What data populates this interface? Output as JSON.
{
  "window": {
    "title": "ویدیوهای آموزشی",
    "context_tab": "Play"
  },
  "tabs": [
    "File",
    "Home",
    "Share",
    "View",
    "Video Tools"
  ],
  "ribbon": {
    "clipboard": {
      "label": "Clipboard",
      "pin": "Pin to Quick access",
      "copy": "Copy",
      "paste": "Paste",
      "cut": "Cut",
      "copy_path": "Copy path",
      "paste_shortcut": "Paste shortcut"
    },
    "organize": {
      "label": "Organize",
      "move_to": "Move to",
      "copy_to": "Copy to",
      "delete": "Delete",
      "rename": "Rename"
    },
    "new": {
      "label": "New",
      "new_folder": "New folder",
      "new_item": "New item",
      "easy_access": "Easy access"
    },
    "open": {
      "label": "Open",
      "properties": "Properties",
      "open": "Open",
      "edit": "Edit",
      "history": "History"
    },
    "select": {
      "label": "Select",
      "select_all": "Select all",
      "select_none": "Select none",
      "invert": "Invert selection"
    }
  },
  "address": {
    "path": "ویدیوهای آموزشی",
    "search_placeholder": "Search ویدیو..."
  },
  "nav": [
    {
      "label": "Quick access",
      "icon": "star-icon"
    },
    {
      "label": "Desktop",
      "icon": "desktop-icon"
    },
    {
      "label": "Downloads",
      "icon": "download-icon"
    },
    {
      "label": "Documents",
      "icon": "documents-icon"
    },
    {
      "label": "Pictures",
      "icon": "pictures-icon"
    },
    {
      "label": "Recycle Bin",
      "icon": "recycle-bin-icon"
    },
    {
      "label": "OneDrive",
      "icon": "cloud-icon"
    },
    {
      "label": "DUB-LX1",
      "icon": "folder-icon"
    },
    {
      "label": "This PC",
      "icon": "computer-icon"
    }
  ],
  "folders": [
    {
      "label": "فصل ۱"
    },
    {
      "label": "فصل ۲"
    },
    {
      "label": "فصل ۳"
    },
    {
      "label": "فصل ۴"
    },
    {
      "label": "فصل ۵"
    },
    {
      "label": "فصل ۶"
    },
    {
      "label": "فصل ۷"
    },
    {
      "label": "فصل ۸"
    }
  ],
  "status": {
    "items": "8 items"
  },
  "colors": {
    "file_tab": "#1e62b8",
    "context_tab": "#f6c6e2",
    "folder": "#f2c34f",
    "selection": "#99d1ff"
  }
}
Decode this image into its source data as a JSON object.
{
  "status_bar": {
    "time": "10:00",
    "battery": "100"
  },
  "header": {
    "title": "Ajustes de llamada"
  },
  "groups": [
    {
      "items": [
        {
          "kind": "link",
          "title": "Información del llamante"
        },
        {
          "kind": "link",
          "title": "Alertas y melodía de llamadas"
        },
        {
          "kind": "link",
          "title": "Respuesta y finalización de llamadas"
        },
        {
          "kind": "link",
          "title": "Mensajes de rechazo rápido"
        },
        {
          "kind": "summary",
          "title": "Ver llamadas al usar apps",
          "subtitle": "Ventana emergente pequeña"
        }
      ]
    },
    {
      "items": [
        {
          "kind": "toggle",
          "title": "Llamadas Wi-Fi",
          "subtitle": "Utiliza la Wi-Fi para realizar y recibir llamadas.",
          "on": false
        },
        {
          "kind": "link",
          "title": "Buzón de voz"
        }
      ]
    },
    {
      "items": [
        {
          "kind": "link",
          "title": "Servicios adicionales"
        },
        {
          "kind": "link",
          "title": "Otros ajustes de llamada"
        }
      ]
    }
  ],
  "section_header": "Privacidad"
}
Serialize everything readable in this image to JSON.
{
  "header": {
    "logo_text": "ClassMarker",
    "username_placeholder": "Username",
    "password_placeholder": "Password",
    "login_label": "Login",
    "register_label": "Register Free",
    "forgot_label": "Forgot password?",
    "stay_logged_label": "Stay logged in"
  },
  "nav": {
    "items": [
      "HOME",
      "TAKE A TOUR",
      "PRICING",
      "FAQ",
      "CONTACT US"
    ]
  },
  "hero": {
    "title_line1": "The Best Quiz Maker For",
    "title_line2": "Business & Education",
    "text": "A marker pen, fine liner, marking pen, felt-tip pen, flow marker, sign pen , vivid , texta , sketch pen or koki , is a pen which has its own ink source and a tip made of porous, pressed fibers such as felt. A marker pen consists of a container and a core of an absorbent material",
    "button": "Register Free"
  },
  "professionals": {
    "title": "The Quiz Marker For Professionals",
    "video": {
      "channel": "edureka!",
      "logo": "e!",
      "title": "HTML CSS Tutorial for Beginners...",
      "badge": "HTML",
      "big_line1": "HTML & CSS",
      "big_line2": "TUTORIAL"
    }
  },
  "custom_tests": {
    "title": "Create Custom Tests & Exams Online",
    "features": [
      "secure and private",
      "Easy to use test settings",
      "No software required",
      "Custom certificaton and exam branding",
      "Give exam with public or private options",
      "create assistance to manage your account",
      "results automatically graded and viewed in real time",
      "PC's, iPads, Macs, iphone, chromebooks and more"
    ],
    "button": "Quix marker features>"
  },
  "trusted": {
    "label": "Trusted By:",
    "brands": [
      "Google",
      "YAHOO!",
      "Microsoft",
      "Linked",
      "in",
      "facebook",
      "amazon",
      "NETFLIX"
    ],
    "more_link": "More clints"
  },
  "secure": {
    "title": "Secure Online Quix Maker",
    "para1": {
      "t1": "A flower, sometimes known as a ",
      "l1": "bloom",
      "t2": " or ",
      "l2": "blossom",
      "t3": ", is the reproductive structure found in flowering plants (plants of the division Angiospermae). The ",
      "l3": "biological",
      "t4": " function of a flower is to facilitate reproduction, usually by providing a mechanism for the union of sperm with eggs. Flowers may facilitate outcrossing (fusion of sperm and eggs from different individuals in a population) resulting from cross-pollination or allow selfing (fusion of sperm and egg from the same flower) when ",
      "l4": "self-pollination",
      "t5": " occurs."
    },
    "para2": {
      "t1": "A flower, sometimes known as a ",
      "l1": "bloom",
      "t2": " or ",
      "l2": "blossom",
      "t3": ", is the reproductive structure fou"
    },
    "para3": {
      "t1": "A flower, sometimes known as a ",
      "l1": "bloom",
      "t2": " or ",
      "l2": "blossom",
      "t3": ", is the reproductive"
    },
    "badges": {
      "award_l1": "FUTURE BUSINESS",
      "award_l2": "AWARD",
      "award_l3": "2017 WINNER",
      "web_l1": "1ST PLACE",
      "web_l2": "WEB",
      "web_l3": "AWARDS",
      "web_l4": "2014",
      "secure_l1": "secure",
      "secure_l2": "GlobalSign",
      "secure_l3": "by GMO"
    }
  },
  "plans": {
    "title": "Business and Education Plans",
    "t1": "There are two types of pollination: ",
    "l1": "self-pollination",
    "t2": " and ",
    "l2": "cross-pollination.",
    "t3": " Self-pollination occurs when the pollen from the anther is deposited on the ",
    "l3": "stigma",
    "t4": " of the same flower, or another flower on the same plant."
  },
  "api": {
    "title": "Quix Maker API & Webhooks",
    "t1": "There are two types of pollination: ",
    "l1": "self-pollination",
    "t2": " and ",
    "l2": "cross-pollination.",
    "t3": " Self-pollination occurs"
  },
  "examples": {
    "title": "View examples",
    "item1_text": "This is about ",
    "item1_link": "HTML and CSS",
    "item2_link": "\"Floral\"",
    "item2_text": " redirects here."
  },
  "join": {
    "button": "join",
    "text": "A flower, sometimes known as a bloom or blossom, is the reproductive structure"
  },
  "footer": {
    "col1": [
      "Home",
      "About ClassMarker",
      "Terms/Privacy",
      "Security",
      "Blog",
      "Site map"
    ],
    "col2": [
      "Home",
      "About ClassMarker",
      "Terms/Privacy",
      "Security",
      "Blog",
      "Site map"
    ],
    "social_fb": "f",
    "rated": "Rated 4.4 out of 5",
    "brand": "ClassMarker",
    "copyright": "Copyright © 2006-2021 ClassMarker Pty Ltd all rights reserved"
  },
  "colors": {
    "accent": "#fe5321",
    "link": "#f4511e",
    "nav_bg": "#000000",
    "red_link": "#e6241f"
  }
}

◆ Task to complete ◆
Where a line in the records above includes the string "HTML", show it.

◆ The answer ◆
      "title": "HTML CSS Tutorial for Beginners...",
      "badge": "HTML",
      "big_line1": "HTML & CSS",
    "item1_link": "HTML and CSS",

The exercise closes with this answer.